artifacts {
   installers_map.each { installer ->
      platforms_map.each { platform ->
         println 'Looking here: ' + goldenArea + '/' + version + '/' + installer + '/' + platform
         if (file (goldenArea + '/' + version + '/' + installer + '/' + platform).isDirectory()) {
             file (goldenArea + '/' + version + '/' + installer + '/' + platform + '/').eachFile { file ->
               println 'File added to config: ' + file
               batchConfig file: file, group: 'orc.patches4fa', module: installer, version: version, classifier: platform, baseRev: version
            }
         }
      }
   }
}

(Peter Niederwieser) #19

For example, I want to control the module name. But I can’t figure out how. Gradle seems to always just inject the name of my build directory (in this case p4fa.git).

Roughly speaking, the module name defaults to the Gradle project name, which defaults to the project directory name.

In general I want to control everything about the layout.

I suppose you want to do a bare-bone upload with full control over the artifacts’ coordinates (group, module, etc.). Once again, here is the link: 44.3.2. File artifacts
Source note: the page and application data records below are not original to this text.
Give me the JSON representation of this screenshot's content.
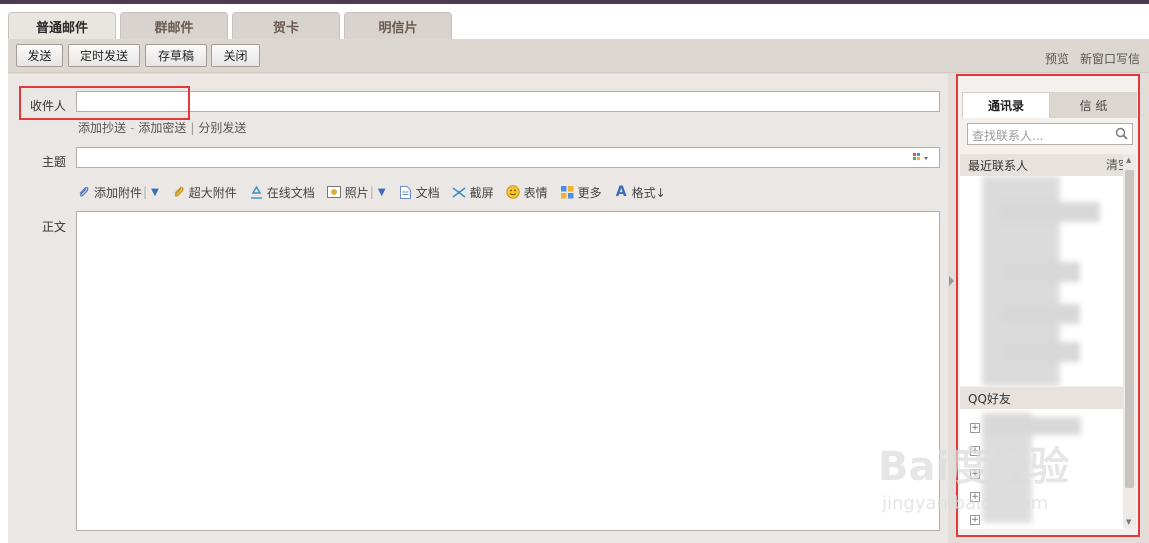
{
  "tabs": [
    {
      "label": "普通邮件",
      "active": true
    },
    {
      "label": "群邮件",
      "active": false
    },
    {
      "label": "贺卡",
      "active": false
    },
    {
      "label": "明信片",
      "active": false
    }
  ],
  "toolbar": {
    "send": "发送",
    "scheduled_send": "定时发送",
    "save_draft": "存草稿",
    "close": "关闭",
    "preview": "预览",
    "new_window": "新窗口写信"
  },
  "form": {
    "to_label": "收件人",
    "to_value": "",
    "add_cc": "添加抄送",
    "dash": "-",
    "add_bcc": "添加密送",
    "separator": "|",
    "separate_send": "分别发送",
    "subject_label": "主题",
    "subject_value": "",
    "body_label": "正文"
  },
  "attachments": {
    "add_attachment": "添加附件",
    "large_attachment": "超大附件",
    "online_doc": "在线文档",
    "photo": "照片",
    "document": "文档",
    "screenshot": "截屏",
    "emoji": "表情",
    "more": "更多",
    "format": "格式↓"
  },
  "panel": {
    "tab_contacts": "通讯录",
    "tab_stationery": "信 纸",
    "search_placeholder": "查找联系人...",
    "recent_contacts": "最近联系人",
    "clear": "清空",
    "qq_friends": "QQ好友"
  },
  "watermark": {
    "text": "Bai度经验",
    "url": "jingyan.baidu.com"
  },
  "colors": {
    "highlight": "#e0383b",
    "topbar": "#4d3a52",
    "accent_link": "#3a6db5"
  }
}
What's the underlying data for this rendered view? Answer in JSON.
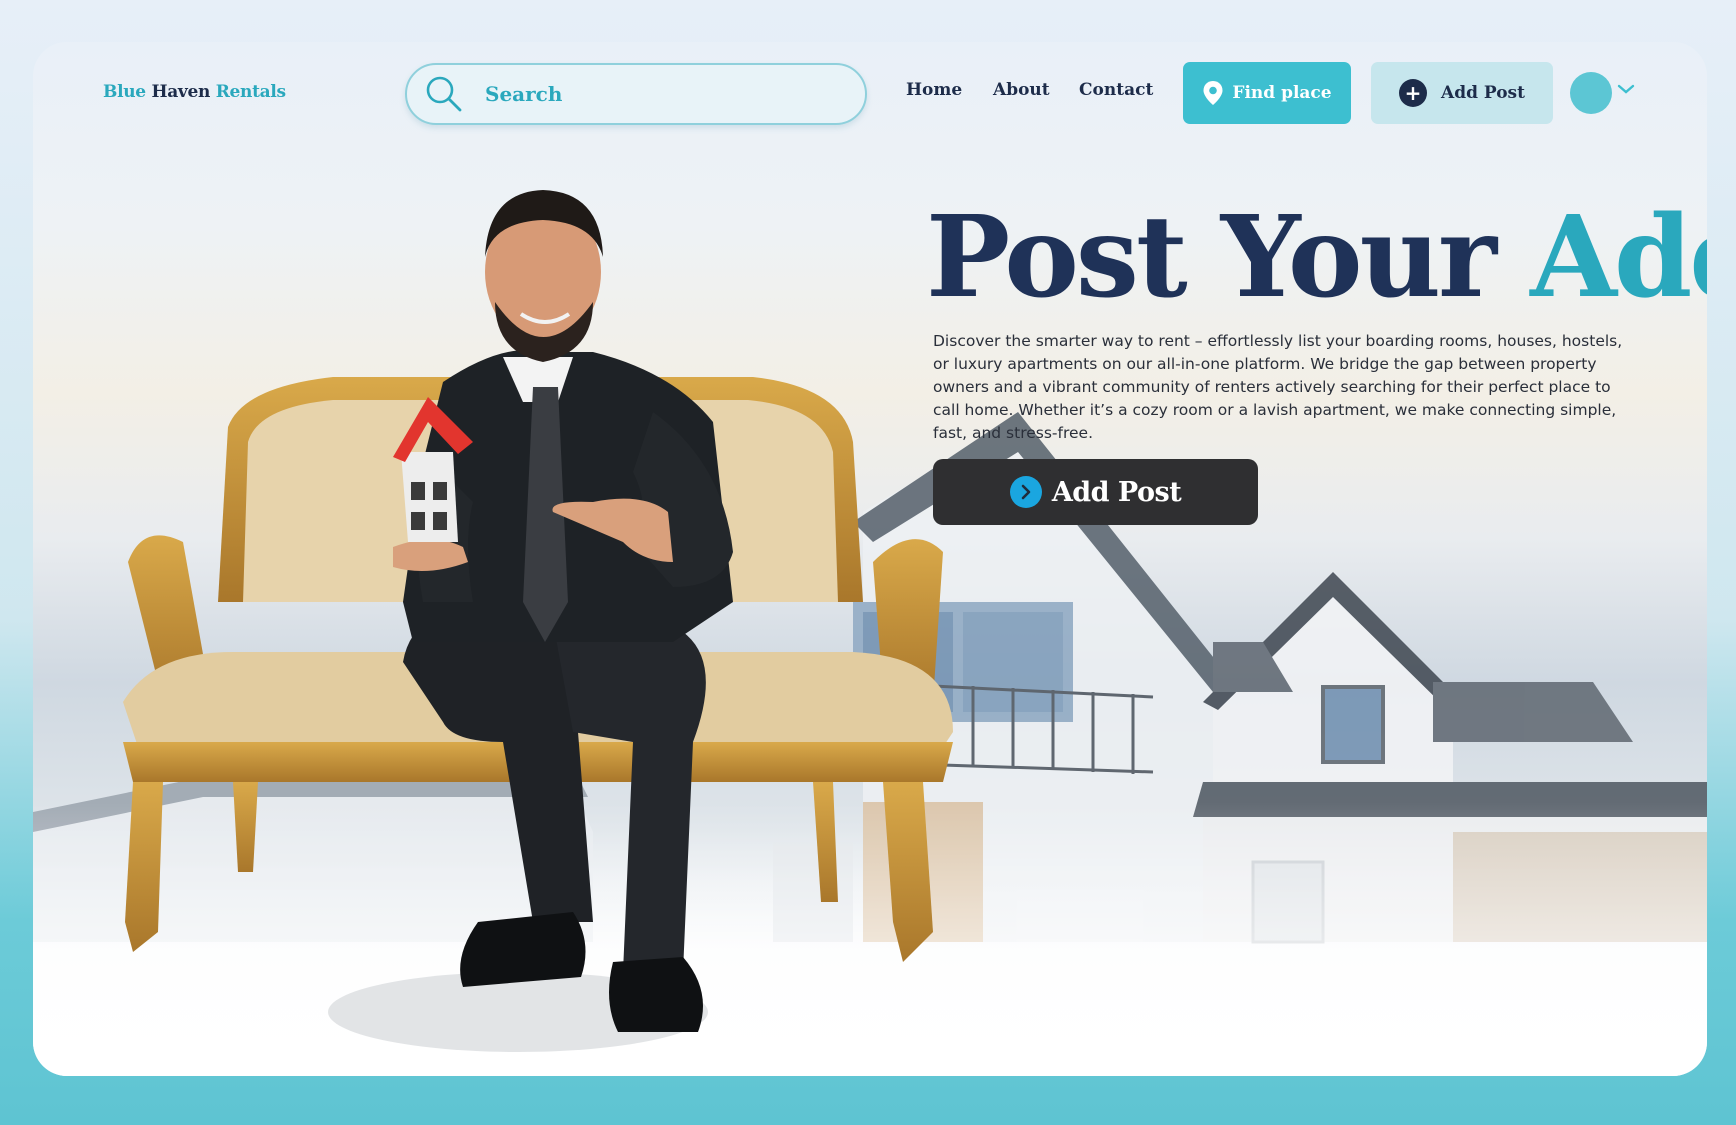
{
  "header": {
    "logo": {
      "part1": "Blue",
      "part2": "Haven",
      "part3": "Rentals"
    },
    "search": {
      "placeholder": "Search",
      "icon": "search-icon"
    },
    "nav": {
      "home": "Home",
      "about": "About",
      "contact": "Contact"
    },
    "find_place_label": "Find place",
    "add_post_label": "Add Post"
  },
  "hero": {
    "headline_part1": "Post Your",
    "headline_part2": "Add",
    "description": "Discover the smarter way to rent – effortlessly list your boarding rooms, houses, hostels, or luxury apartments on our all-in-one platform. We bridge the gap between property owners and a vibrant community of renters actively searching for their perfect place to call home. Whether it’s a cozy room or a lavish apartment, we make connecting simple, fast, and stress-free.",
    "cta_label": "Add Post"
  },
  "colors": {
    "accent": "#2aa8bd",
    "navy": "#1f3258",
    "teal_bg": "#5ec4d2",
    "cta_dark": "#2f2f31"
  }
}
The full set of available properties can be found in the Javadoc for ConfigurablePublishArtifact. Apparently, the group can’t be set at this level, but you can set ‘project.group’.